Times I’ve changed my mind about social-networking-related stuff

Sometimes I do change my mind about stuff. Not that often (I’m only human, you know), but one happened recently. I posted on Twitter about how I don’t follow anyone who doesn’t follow me back, and a bunch of people responded to me and I thought a bit about it…and…well I have to say that I still agree with my overall point, which is that it’s galling that you lose social capital when you follow someone on Twitter. But I also realized that it was silly to carry it to the extent that I did (where I didn’t follow ANYONE) who didn’t follow me back, because who cares if I’m plus or minus fifty or a hundred people in my follower / followed-by ratio. So I did add some people. I think @louisvirtel and @scalzi are funny. And I think @danceswithfat says interesting stuff. And I will consent to be broadcast to by them.

The other time was when I posted on Facebook how I’d never ‘like’ someone’s Facebook artist page (for the same reason, they’re basically asking for permission to broadcast to you). But then someone (Parker?) posted a reply on my Facebook and made me realize that there was really no reason to be so stern with my friends. So now I like pretty much all the Facebook pages that people ask me to like, assuming they’re even remotely interesting to me. Also it (in practice) doesn’t really matter anymore, since Facebook has altered its algorithms so that you almost never see posts from the pages that you like (unless they pay to promote those posts).

Also, there were those eight years when I hardly used Facebook. And those six years when I said that Twitter was a stupid fad that’d never catch on. And that time that I said Feedly was stupid and difficult to use (but I was right about that. Okay.
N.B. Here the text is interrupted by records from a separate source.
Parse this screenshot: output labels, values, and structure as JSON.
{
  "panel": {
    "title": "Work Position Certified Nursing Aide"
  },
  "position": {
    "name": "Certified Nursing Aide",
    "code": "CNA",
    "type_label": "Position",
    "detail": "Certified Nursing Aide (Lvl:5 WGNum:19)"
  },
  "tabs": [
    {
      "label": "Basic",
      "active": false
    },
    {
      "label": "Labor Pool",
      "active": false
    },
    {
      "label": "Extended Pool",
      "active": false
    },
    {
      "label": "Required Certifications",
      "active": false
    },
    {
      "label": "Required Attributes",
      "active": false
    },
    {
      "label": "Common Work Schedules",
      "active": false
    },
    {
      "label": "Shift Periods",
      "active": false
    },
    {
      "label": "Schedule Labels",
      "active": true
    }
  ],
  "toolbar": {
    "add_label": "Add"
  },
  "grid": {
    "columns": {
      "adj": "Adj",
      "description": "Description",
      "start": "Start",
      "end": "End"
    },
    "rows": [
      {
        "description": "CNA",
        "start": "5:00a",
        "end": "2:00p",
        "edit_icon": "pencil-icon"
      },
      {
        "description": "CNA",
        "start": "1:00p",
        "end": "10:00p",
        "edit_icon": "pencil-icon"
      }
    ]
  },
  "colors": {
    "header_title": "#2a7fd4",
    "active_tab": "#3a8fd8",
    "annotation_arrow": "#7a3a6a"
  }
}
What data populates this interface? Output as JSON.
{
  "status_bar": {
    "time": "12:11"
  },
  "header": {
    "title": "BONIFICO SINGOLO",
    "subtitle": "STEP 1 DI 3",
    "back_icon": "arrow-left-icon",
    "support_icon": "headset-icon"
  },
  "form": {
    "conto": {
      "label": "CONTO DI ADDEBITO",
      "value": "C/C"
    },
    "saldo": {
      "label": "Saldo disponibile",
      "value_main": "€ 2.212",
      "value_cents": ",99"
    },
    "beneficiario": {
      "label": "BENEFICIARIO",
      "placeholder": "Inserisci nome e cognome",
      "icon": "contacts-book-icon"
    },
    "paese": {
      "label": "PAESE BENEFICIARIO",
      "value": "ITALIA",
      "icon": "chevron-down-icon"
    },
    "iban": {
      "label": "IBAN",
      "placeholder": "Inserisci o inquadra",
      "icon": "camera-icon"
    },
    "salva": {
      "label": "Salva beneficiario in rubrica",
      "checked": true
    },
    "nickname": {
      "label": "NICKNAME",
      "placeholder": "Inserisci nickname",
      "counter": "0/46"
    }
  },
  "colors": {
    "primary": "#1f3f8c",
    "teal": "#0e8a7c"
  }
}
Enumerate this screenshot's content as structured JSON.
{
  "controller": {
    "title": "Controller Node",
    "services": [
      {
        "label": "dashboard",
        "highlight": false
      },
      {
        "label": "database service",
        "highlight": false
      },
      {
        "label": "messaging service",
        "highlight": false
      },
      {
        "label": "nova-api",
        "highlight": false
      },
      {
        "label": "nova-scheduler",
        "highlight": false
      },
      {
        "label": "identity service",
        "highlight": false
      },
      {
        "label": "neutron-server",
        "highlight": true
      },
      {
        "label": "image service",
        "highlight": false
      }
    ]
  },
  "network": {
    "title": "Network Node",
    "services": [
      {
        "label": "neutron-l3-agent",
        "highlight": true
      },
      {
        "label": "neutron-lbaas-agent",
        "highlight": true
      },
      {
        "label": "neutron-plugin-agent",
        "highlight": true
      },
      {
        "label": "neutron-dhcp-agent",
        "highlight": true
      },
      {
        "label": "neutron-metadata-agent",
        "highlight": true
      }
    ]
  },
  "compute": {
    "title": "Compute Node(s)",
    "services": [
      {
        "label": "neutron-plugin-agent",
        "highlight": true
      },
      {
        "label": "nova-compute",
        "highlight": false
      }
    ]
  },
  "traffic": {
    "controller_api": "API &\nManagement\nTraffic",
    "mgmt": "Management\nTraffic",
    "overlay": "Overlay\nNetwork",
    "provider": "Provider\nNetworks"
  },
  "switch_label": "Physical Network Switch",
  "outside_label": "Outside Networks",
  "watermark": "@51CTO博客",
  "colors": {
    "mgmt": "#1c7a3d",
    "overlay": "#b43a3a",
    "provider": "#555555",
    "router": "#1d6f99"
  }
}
They changed some stuff and legitimately made it better, and now it’s actually good). And the twelve years during which I swore I’d never switch to Mac. And all the times I said that Scrivener was just another way for writers to procrastinate by fiddling around with fancy tools instead of actually writing.